By Masataka Oguro, Brookings Institute
/ Published September 28, 2018
Ensuring Japan's Future Air Security
About the Author: Masataka Oguro Federal Executive Fellow (2017-2018) -Foreign Policy, Center for 21st Century Security and Strategy, The Brookings Institution
This article is posted with the express permission of the author and Brookings Institute.
Full Report and Graphics: https://www.brookings.edu/wp-content/uploads/2018/09/FP_20180925_JASDF_readiness.pdf

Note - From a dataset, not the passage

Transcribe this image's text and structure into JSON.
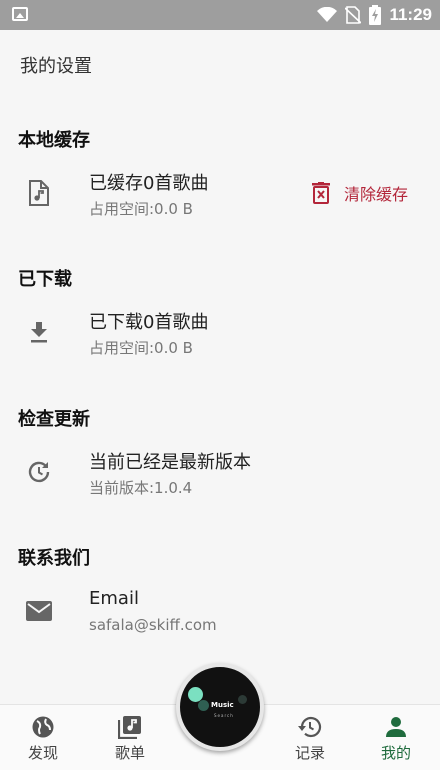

Based on the above considerations, this report underscores the need for Japan to develop a new method of air policing. In so doing, it first examines the characteristics of the current homeland air security situation around Japan and addresses the challenges and dilemmas of air policing. Second, the air security situations of the United States, the United Kingdom, and Norway are briefly addressed, in an attempt to draw on lessons learned from these countries’ challenges that are applicable to Japan. In the United States, the Air National Guard, a component of the world’s strongest air force, holds responsibility for scramble missions. The Civil Air Patrol, funded by the U.S. Air Force budget, plays a complementary role in patrolling the vast U.S. mainland, although it does not carry out scramble missions. The United Kingdom has a similar geographical situation to Japan and employs noteworthy methods in its air policing procedures. Norway is on the frontline of NATO’s defense against Russian aircraft. Third, by analyzing the behaviors and strategies of the leadership in China and Russia, this paper seeks to ascertain the future intentions of these countries, particularly in the air domain. Finally, specific recommendations are provided as to how Japan can enhance its future air security to limit China’s ability to expand its air activities further into surrounding waters while avoiding further escalation. Namely, Japan should: